Directions: From the entries below, copy out all lines holding "Your".

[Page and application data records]
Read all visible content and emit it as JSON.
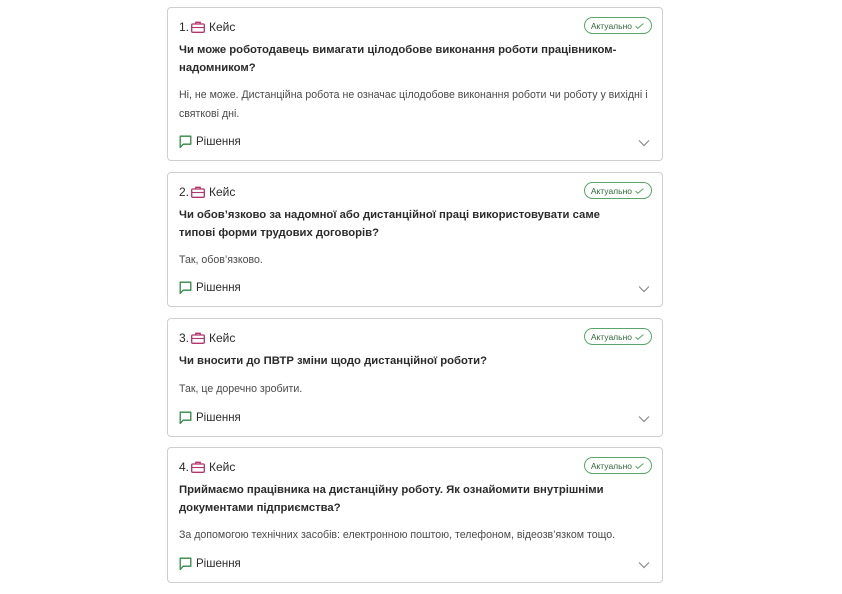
{
  "cards": [
    {
      "number": "1.",
      "label": "Кейс",
      "badge": "Актуально",
      "question": "Чи може роботодавець вимагати цілодобове виконання роботи працівником-надомником?",
      "answer": "Ні, не може. Дистанційна робота не означає цілодобове виконання роботи чи роботу у вихідні і святкові дні.",
      "solution": "Рішення"
    },
    {
      "number": "2.",
      "label": "Кейс",
      "badge": "Актуально",
      "question": "Чи обов’язково за надомної або дистанційної праці використовувати саме типові форми трудових договорів?",
      "answer": "Так, обов’язково.",
      "solution": "Рішення"
    },
    {
      "number": "3.",
      "label": "Кейс",
      "badge": "Актуально",
      "question": "Чи вносити до ПВТР зміни щодо дистанційної роботи?",
      "answer": "Так, це доречно зробити.",
      "solution": "Рішення"
    },
    {
      "number": "4.",
      "label": "Кейс",
      "badge": "Актуально",
      "question": "Приймаємо працівника на дистанційну роботу. Як ознайомити внутрішніми документами підприємства?",
      "answer": "За допомогою технічних засобів: електронною поштою, телефоном, відеозв’язком тощо.",
      "solution": "Рішення"
    }
  ],
  "colors": {
    "case_icon": "#b3336b",
    "badge_border": "#5aa56c",
    "solution_icon": "#2e8a45"
  },
  "icons": {
    "case": "briefcase-icon",
    "badge_check": "check-icon",
    "solution": "flag-icon",
    "expand": "chevron-down-icon"
  }
}
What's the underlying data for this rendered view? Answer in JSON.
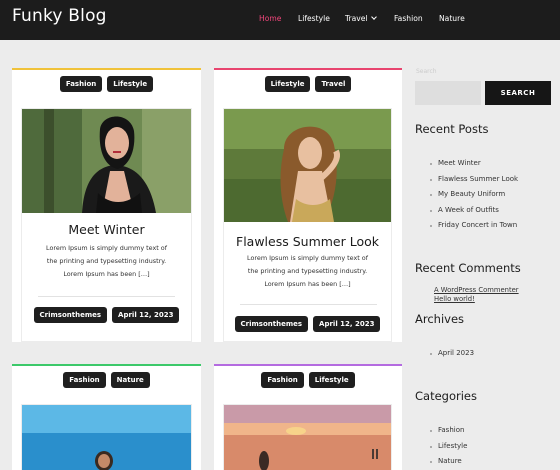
{
  "header": {
    "brand": "Funky Blog",
    "nav": [
      {
        "label": "Home"
      },
      {
        "label": "Lifestyle"
      },
      {
        "label": "Travel"
      },
      {
        "label": "Fashion"
      },
      {
        "label": "Nature"
      }
    ]
  },
  "posts": [
    {
      "tags": [
        "Fashion",
        "Lifestyle"
      ],
      "title": "Meet Winter",
      "excerpt": [
        "Lorem Ipsum is simply dummy text of",
        "the printing and typesetting industry.",
        "Lorem Ipsum has been […]"
      ],
      "author": "Crimsonthemes",
      "date": "April 12, 2023",
      "accent": "#f0c23a"
    },
    {
      "tags": [
        "Lifestyle",
        "Travel"
      ],
      "title": "Flawless Summer Look",
      "excerpt": [
        "Lorem Ipsum is simply dummy text of",
        "the printing and typesetting industry.",
        "Lorem Ipsum has been […]"
      ],
      "author": "Crimsonthemes",
      "date": "April 12, 2023",
      "accent": "#e8456f"
    },
    {
      "tags": [
        "Fashion",
        "Nature"
      ],
      "accent": "#3cc96a"
    },
    {
      "tags": [
        "Fashion",
        "Lifestyle"
      ],
      "accent": "#b46be0"
    }
  ],
  "sidebar": {
    "search": {
      "label": "Search",
      "button": "SEARCH",
      "placeholder": ""
    },
    "recent_posts": {
      "title": "Recent Posts",
      "items": [
        "Meet Winter",
        "Flawless Summer Look",
        "My Beauty Uniform",
        "A Week of Outfits",
        "Friday Concert in Town"
      ]
    },
    "recent_comments": {
      "title": "Recent Comments",
      "author": "A WordPress Commenter",
      "on": "Hello world!"
    },
    "archives": {
      "title": "Archives",
      "items": [
        "April 2023"
      ]
    },
    "categories": {
      "title": "Categories",
      "items": [
        "Fashion",
        "Lifestyle",
        "Nature"
      ]
    }
  },
  "colors": {
    "header_bg": "#1c1c1c",
    "nav_active": "#f0467b",
    "page_bg": "#ececec"
  }
}
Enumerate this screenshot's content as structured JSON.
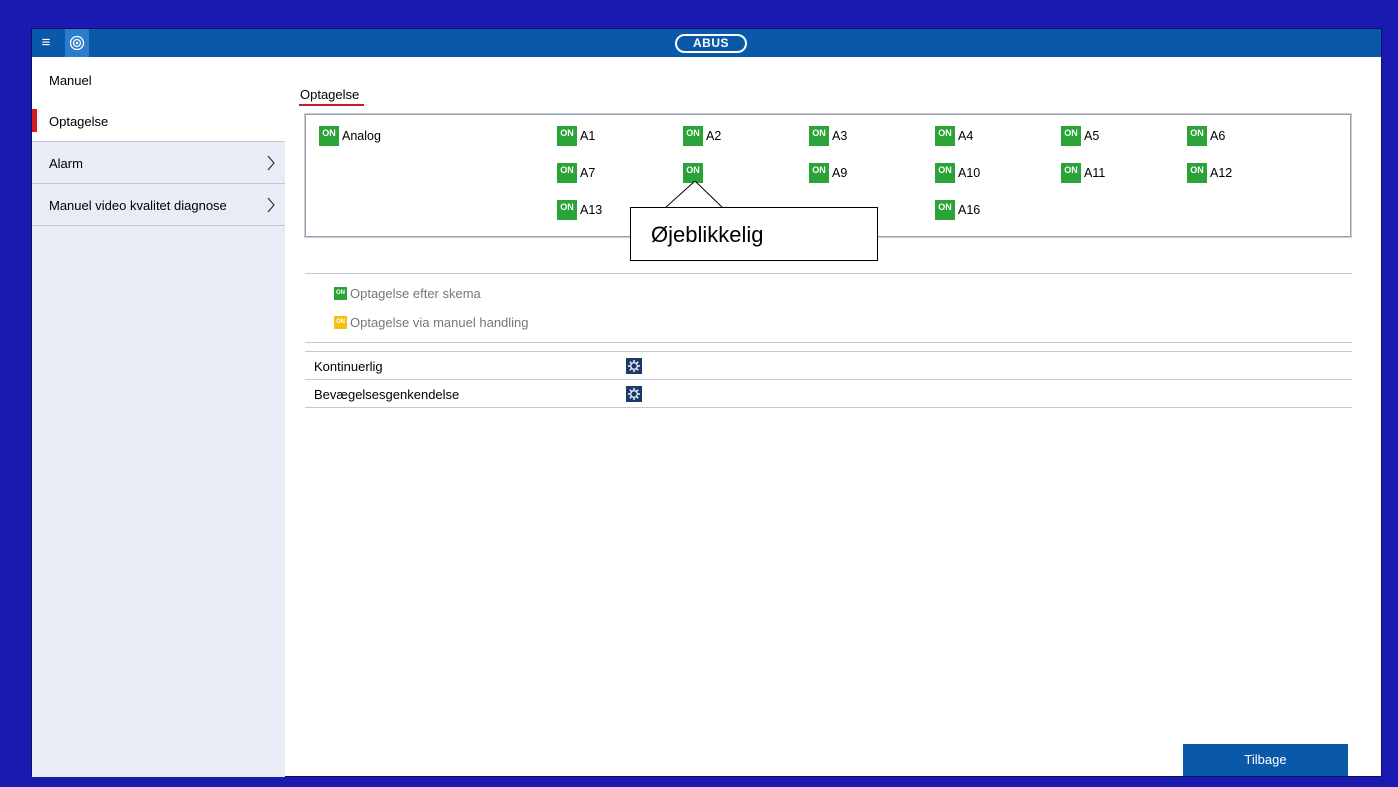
{
  "header": {
    "menu_icon": "hamburger-icon",
    "eye_icon": "eye-icon",
    "logo_text": "ABUS"
  },
  "sidebar": {
    "header": "Manuel",
    "items": [
      {
        "label": "Optagelse",
        "active": true,
        "has_chevron": false
      },
      {
        "label": "Alarm",
        "active": false,
        "has_chevron": true
      },
      {
        "label": "Manuel video kvalitet diagnose",
        "active": false,
        "has_chevron": true
      }
    ]
  },
  "main": {
    "tab": "Optagelse",
    "analog": {
      "badge": "ON",
      "label": "Analog"
    },
    "cameras": [
      {
        "badge": "ON",
        "label": "A1"
      },
      {
        "badge": "ON",
        "label": "A2"
      },
      {
        "badge": "ON",
        "label": "A3"
      },
      {
        "badge": "ON",
        "label": "A4"
      },
      {
        "badge": "ON",
        "label": "A5"
      },
      {
        "badge": "ON",
        "label": "A6"
      },
      {
        "badge": "ON",
        "label": "A7"
      },
      {
        "badge": "ON",
        "label": "A9"
      },
      {
        "badge": "ON",
        "label": "A10"
      },
      {
        "badge": "ON",
        "label": "A11"
      },
      {
        "badge": "ON",
        "label": "A12"
      },
      {
        "badge": "ON",
        "label": "A13"
      },
      {
        "badge": "ON",
        "label": "A16"
      }
    ],
    "tooltip": "Øjeblikkelig",
    "legend": [
      {
        "badge": "ON",
        "label": "Optagelse efter skema",
        "color": "#2aa337"
      },
      {
        "badge": "ON",
        "label": "Optagelse via manuel handling",
        "color": "#f5c013"
      }
    ],
    "rows": [
      {
        "label": "Kontinuerlig",
        "icon": "settings-icon"
      },
      {
        "label": "Bevægelsesgenkendelse",
        "icon": "settings-icon"
      }
    ],
    "back_button": "Tilbage"
  },
  "colors": {
    "accent": "#0a58a8",
    "active_marker": "#d31b24",
    "on_green": "#2aa337",
    "on_yellow": "#f5c013",
    "outer_border": "#1a1ab0"
  }
}
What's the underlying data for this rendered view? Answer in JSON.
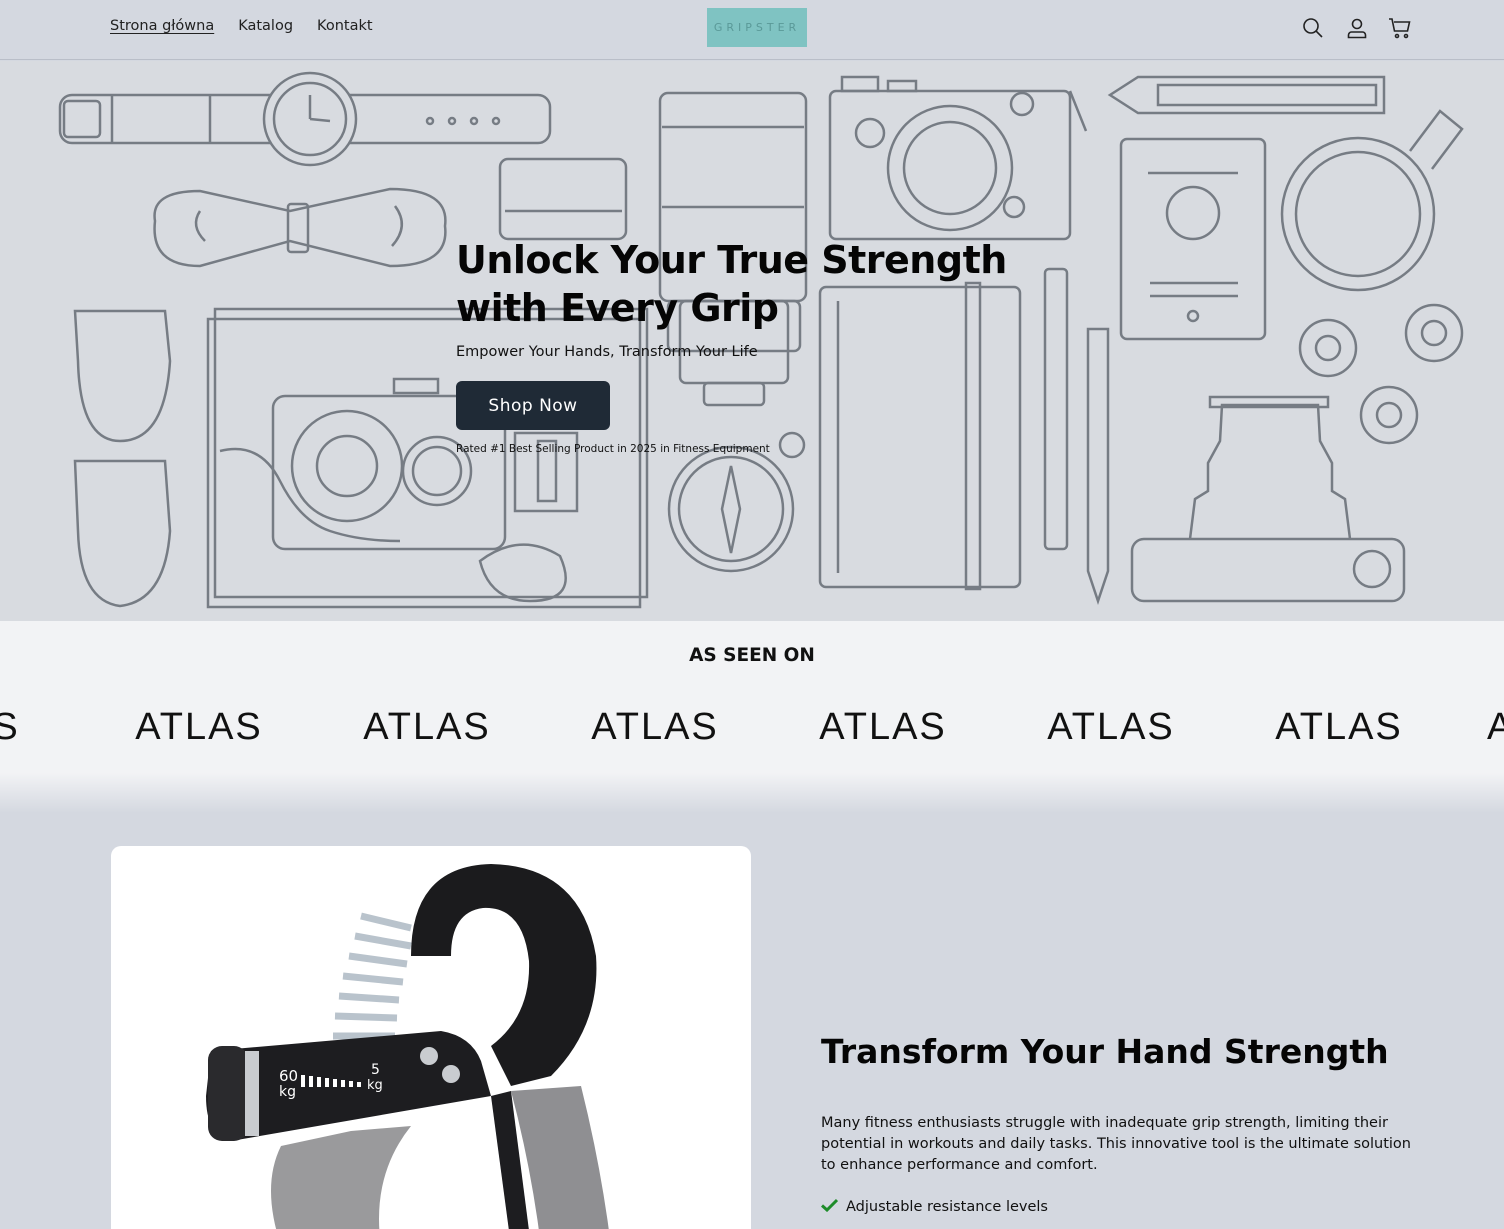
{
  "header": {
    "nav": [
      "Strona główna",
      "Katalog",
      "Kontakt"
    ],
    "logo_text": "GRIPSTER",
    "icons": [
      "search-icon",
      "account-icon",
      "cart-icon"
    ]
  },
  "hero": {
    "title": "Unlock Your True Strength with Every Grip",
    "subtitle": "Empower Your Hands, Transform Your Life",
    "cta_label": "Shop Now",
    "rated": "Rated #1 Best Selling Product in 2025 in Fitness Equipment"
  },
  "seen_on": {
    "title": "AS SEEN ON",
    "logos": [
      "ATLAS",
      "ATLAS",
      "ATLAS",
      "ATLAS",
      "ATLAS",
      "ATLAS",
      "ATLAS",
      "ATLAS"
    ]
  },
  "feature": {
    "title": "Transform Your Hand Strength",
    "description": "Many fitness enthusiasts struggle with inadequate grip strength, limiting their potential in workouts and daily tasks. This innovative tool is the ultimate solution to enhance performance and comfort.",
    "bullets": [
      "Adjustable resistance levels"
    ],
    "gauge_labels": {
      "max": "60",
      "max_unit": "kg",
      "min": "5",
      "min_unit": "kg"
    }
  },
  "colors": {
    "header_bg": "#d4d8e0",
    "logo_bg": "#7fc3c2",
    "cta_bg": "#1f2a36",
    "check": "#1e8c2a"
  }
}
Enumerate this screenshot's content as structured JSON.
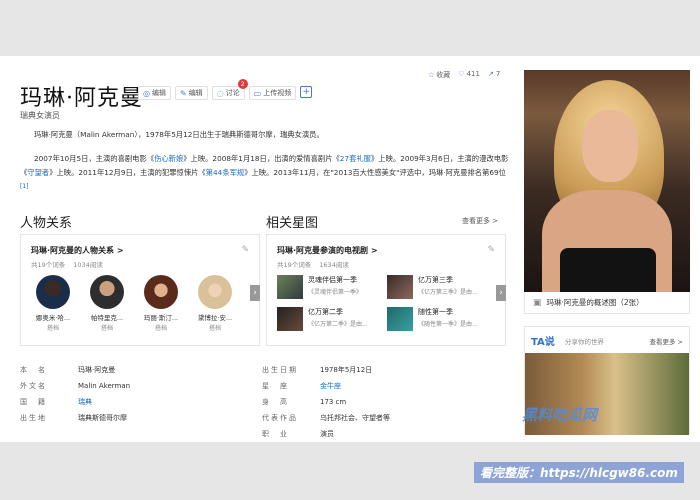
{
  "header": {
    "title": "玛琳·阿克曼",
    "subtitle": "瑞典女演员",
    "actions": [
      {
        "icon": "report-icon",
        "label": "编辑"
      },
      {
        "icon": "edit-icon",
        "label": "编辑"
      },
      {
        "icon": "discuss-icon",
        "label": "讨论",
        "badge": "2"
      },
      {
        "icon": "video-icon",
        "label": "上传视频"
      }
    ],
    "stats": {
      "favorite": "收藏",
      "likes": "411",
      "shares": "7"
    }
  },
  "paragraphs": {
    "p1": "玛琳·阿克曼（Malin Akerman），1978年5月12日出生于瑞典斯德哥尔摩，瑞典女演员。",
    "p2_a": "2007年10月5日，主演的喜剧电影《",
    "p2_link1": "伤心新娘",
    "p2_b": "》上映。2008年1月18日，出演的爱情喜剧片《",
    "p2_link2": "27套礼服",
    "p2_c": "》上映。2009年3月6日，主演的漫改电影《",
    "p2_link3": "守望者",
    "p2_d": "》上映。2011年12月9日，主演的犯罪惊悚片《",
    "p2_link4": "第44条军规",
    "p2_e": "》上映。2013年11月，在\"2013百大性感美女\"评选中，玛琳·阿克曼排名第69位",
    "p2_sup": "[1]"
  },
  "relations": {
    "section_title": "人物关系",
    "card_title": "玛琳·阿克曼的人物关系 >",
    "entries": "共19个词条",
    "reads": "1034阅读",
    "people": [
      {
        "name": "娜奥米·哈...",
        "role": "搭档"
      },
      {
        "name": "帕特里克...",
        "role": "搭档"
      },
      {
        "name": "玛丽·斯汀...",
        "role": "搭档"
      },
      {
        "name": "黛博拉·安...",
        "role": "搭档"
      }
    ]
  },
  "related": {
    "section_title": "相关星图",
    "more": "查看更多 >",
    "card_title": "玛琳·阿克曼参演的电视剧 >",
    "entries": "共19个词条",
    "reads": "1634阅读",
    "shows": [
      {
        "title": "灵魂伴侣第一季",
        "sub": "《灵魂伴侣第一季》"
      },
      {
        "title": "亿万第三季",
        "sub": "《亿万第三季》是由..."
      },
      {
        "title": "亿万第二季",
        "sub": "《亿万第二季》是由..."
      },
      {
        "title": "随性第一季",
        "sub": "《随性第一季》是由..."
      }
    ]
  },
  "info": [
    {
      "k1": "本　名",
      "v1": "玛琳·阿克曼",
      "k2": "出生日期",
      "v2": "1978年5月12日"
    },
    {
      "k1": "外文名",
      "v1": "Malin Akerman",
      "k2": "星　座",
      "v2": "金牛座",
      "v2link": true
    },
    {
      "k1": "国　籍",
      "v1": "瑞典",
      "v1link": true,
      "k2": "身　高",
      "v2": "173 cm"
    },
    {
      "k1": "出生地",
      "v1": "瑞典斯德哥尔摩",
      "k2": "代表作品",
      "v2": "乌托邦社会、守望者等"
    },
    {
      "k1": "",
      "v1": "",
      "k2": "职　业",
      "v2": "演员"
    }
  ],
  "side": {
    "photo_caption": "玛琳·阿克曼的概述图（2张）",
    "ta_logo": "TA说",
    "ta_sub": "分享你的世界",
    "ta_more": "查看更多 >"
  },
  "watermarks": {
    "w1": "黑料吃瓜网",
    "w2": "看完整版：https://hlcgw86.com"
  }
}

Result of this task:
    "title": "Unlock Your True Strength with Every Grip",
    "subtitle": "Empower Your Hands, Transform Your Life",
    "title": "Transform Your Hand Strength",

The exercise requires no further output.